(Data about app and page elements)
=====
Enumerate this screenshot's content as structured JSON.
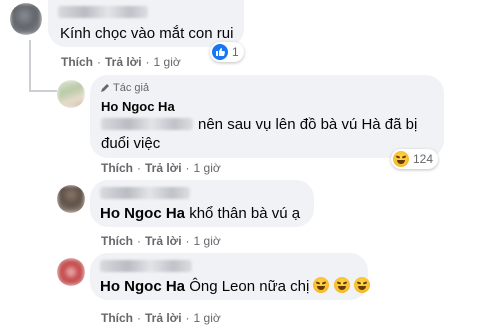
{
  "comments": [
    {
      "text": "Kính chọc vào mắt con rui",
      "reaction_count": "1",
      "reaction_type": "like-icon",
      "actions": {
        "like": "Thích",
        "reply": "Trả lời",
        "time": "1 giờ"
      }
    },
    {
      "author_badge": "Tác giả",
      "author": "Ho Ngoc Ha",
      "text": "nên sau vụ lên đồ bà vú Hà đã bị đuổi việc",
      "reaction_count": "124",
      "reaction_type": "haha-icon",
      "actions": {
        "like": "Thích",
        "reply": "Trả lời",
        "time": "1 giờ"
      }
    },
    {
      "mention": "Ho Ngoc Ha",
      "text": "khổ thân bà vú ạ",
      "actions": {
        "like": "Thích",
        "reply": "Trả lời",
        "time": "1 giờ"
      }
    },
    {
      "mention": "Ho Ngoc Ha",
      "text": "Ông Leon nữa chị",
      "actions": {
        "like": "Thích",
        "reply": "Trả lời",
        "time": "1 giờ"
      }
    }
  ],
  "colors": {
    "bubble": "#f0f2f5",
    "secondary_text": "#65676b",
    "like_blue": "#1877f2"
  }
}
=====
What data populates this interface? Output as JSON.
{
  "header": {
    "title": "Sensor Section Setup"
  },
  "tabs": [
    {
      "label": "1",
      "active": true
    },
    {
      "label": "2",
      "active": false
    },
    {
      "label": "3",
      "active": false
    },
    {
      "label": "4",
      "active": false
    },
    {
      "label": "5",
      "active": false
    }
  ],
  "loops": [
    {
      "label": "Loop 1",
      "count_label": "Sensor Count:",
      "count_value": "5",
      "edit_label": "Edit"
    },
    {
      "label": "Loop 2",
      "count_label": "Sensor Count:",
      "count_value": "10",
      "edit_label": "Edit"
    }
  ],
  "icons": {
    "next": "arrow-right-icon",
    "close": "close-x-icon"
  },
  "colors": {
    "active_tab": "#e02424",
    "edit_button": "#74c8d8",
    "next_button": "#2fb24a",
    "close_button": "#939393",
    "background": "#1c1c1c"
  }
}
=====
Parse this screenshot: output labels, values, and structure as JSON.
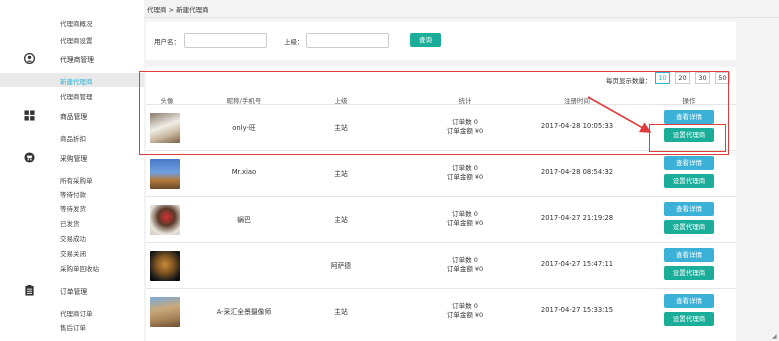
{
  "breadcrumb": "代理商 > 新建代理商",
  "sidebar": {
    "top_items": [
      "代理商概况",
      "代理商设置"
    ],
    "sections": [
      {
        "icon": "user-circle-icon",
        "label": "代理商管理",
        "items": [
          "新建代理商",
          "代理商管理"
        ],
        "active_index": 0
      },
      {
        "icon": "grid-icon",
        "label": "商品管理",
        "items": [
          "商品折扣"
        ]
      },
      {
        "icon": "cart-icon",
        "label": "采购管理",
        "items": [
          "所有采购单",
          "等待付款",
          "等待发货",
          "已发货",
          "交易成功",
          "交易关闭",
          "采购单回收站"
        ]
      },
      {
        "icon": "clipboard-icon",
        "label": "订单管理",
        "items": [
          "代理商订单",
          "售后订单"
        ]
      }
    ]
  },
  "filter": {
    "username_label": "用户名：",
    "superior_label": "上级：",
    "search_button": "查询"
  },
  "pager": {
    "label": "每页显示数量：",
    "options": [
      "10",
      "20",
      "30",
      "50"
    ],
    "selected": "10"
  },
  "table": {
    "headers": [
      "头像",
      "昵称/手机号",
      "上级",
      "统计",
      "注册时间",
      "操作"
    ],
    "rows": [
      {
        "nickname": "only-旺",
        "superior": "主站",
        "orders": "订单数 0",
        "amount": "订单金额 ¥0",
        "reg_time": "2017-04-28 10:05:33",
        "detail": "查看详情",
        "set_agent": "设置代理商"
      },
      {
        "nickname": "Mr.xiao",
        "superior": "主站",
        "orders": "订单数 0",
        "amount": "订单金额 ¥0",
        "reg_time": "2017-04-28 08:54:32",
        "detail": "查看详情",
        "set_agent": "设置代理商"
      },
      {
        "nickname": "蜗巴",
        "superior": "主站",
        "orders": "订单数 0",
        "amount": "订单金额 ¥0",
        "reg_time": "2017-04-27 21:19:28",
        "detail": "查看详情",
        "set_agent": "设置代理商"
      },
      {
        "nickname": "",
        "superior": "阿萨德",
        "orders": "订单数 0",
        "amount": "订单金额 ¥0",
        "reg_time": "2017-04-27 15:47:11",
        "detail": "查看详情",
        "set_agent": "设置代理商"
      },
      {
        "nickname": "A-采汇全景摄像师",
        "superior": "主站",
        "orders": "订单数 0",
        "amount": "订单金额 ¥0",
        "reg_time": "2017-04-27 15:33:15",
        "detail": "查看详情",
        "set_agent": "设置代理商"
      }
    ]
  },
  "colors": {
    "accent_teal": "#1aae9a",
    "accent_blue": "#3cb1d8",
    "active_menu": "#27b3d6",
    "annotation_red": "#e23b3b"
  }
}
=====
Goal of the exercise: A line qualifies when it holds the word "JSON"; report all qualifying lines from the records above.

Answer area:
Enumerate this screenshot's content as structured JSON.
What data populates this interface? Output as JSON.
Parse this screenshot: output labels, values, and structure as JSON.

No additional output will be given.